Save Seed Sharing: Petition
We need your voice as a seed advocate.
Since 2012 Seed Matters has provided assistance for community seed solutions, including seed libraries. Seed libraries facilitate the sharing of locally saved seeds among community members, something gardeners have been doing for thousands of years.
Unfortunately state regulators are shutting down small seed libraries across the US.
The seed laws states are using to do this were created to protect farmers from unscrupulous seed dealers who might otherwise sell seed that was not as labelled. But unfortunately, state administrators are applying these laws without applying reason, treating voluntary seed exchanges as if they were commercial businesses. They claim seed sharing could be a threat to our food system. The real threat is to restrict seed sharing, as seed security is the foundation of food security.
We are partnering with Sustainable Economies Law Center (SELC) to provide seed libraries with legal guidance, and to reach out to educate states. You can help – Sign the petition and share it with your friends and go to SELC to learn more. You can also read our more detailed analysis of the issue on our Seed Matters blog.
Please sign and share
To: Directors of all 50 U.S. State Departments of Agriculture
Over 300 nonprofit seed libraries in the U.S. might be regulated out of existence due to misapplication of seed laws by several state departments of agriculture.
I believe seed libraries are key to a more secure and resilient food system.

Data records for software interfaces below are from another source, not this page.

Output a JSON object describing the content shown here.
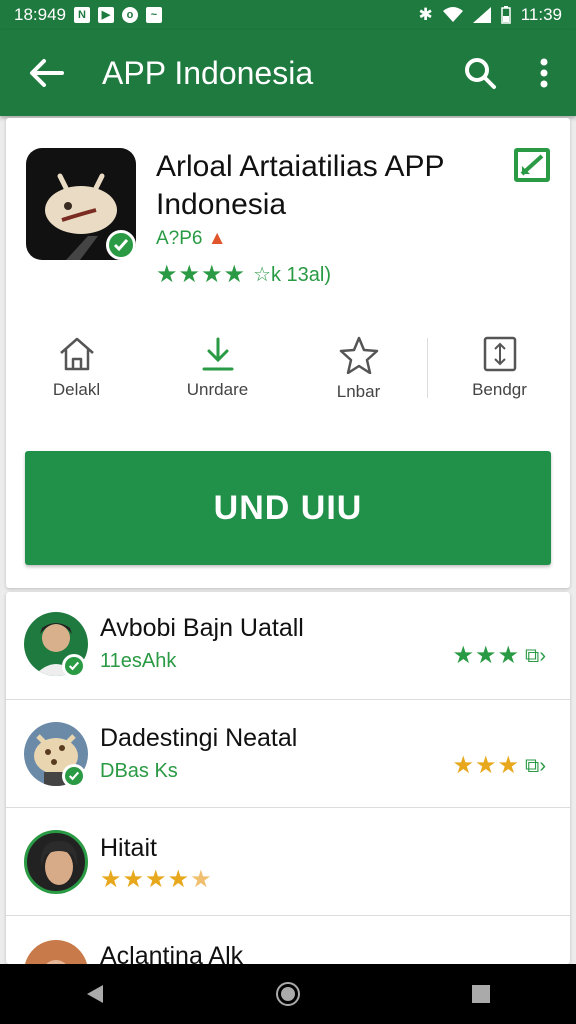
{
  "status_bar": {
    "time_left": "18:949",
    "time_right": "11:39"
  },
  "app_bar": {
    "title": "APP Indonesia"
  },
  "app": {
    "title": "Arloal Artaiatilias APP Indonesia",
    "developer": "A?P6",
    "rating_text": "☆k 13al)",
    "rating_stars": 4
  },
  "actions": [
    {
      "label": "Delakl",
      "icon": "home-icon"
    },
    {
      "label": "Unrdare",
      "icon": "download-icon"
    },
    {
      "label": "Lnbar",
      "icon": "star-outline-icon"
    },
    {
      "label": "Bendgr",
      "icon": "share-box-icon"
    }
  ],
  "install_button": {
    "label": "UND UIU"
  },
  "reviews": [
    {
      "name": "Avbobi Bajn Uatall",
      "sub": "11esAhk",
      "stars": 3,
      "star_color": "#2a9a44"
    },
    {
      "name": "Dadestingi Neatal",
      "sub": "DBas Ks",
      "stars": 3,
      "star_color": "#e7a81d"
    },
    {
      "name": "Hitait",
      "sub": "",
      "stars": 5,
      "star_color": "#e7a81d"
    },
    {
      "name": "Aclantina Alk",
      "sub": "",
      "stars": 0,
      "star_color": "#e7a81d"
    }
  ],
  "colors": {
    "primary": "#1f7a3f",
    "accent": "#2a9a44",
    "install": "#21914a",
    "gold": "#e7a81d"
  }
}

Seed libraries provide free access to seeds, protect the diversity of our food sources, and educate community members about growing food and saving seed.

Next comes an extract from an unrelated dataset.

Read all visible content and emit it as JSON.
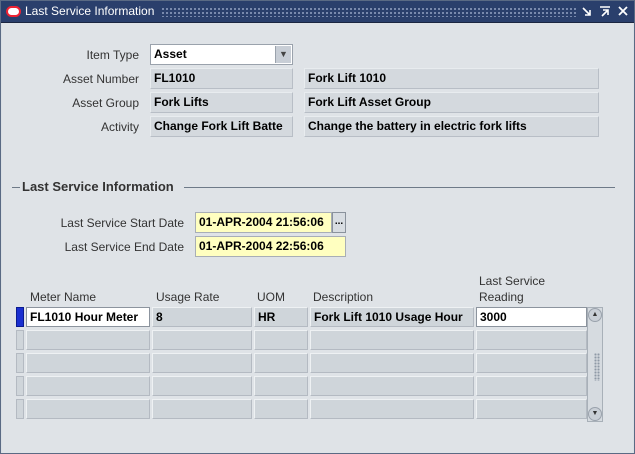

I support citizens’ freedom to share locally saved seed with their neighbors. Laws designed to regulate commercial sales of seed should not be applied to noncommercial donations of seed or to seed libraries.

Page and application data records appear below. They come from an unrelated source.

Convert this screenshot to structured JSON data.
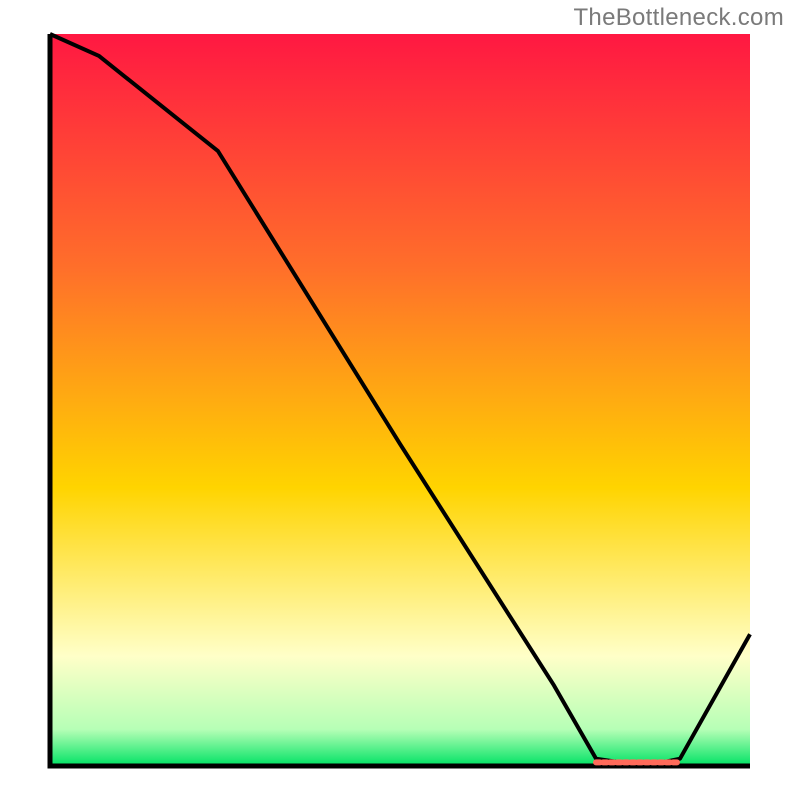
{
  "attribution": "TheBottleneck.com",
  "colors": {
    "gradient_top": "#ff1842",
    "gradient_mid1": "#ff6f2a",
    "gradient_mid2": "#ffd400",
    "gradient_pale": "#ffffc8",
    "gradient_band": "#b6ffb6",
    "gradient_bottom": "#00e264",
    "curve": "#000000",
    "marker": "#ff6a5a",
    "axes": "#000000"
  },
  "chart_data": {
    "type": "line",
    "title": "",
    "xlabel": "",
    "ylabel": "",
    "xlim": [
      0,
      100
    ],
    "ylim": [
      0,
      100
    ],
    "series": [
      {
        "name": "curve",
        "x": [
          0,
          7,
          24,
          50,
          72,
          78,
          85,
          90,
          100
        ],
        "values": [
          100,
          97,
          84,
          44,
          11,
          1,
          0,
          1,
          18
        ]
      }
    ],
    "marker_segment": {
      "x0": 78,
      "x1": 90,
      "y": 0.5
    }
  }
}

Therefore, I ask that you (1) issue a public statement declaring that your state’s Department of Agriculture’s seed enforcement policy does not include seed libraries, and (2) begin implementing regulations formalizing this policy.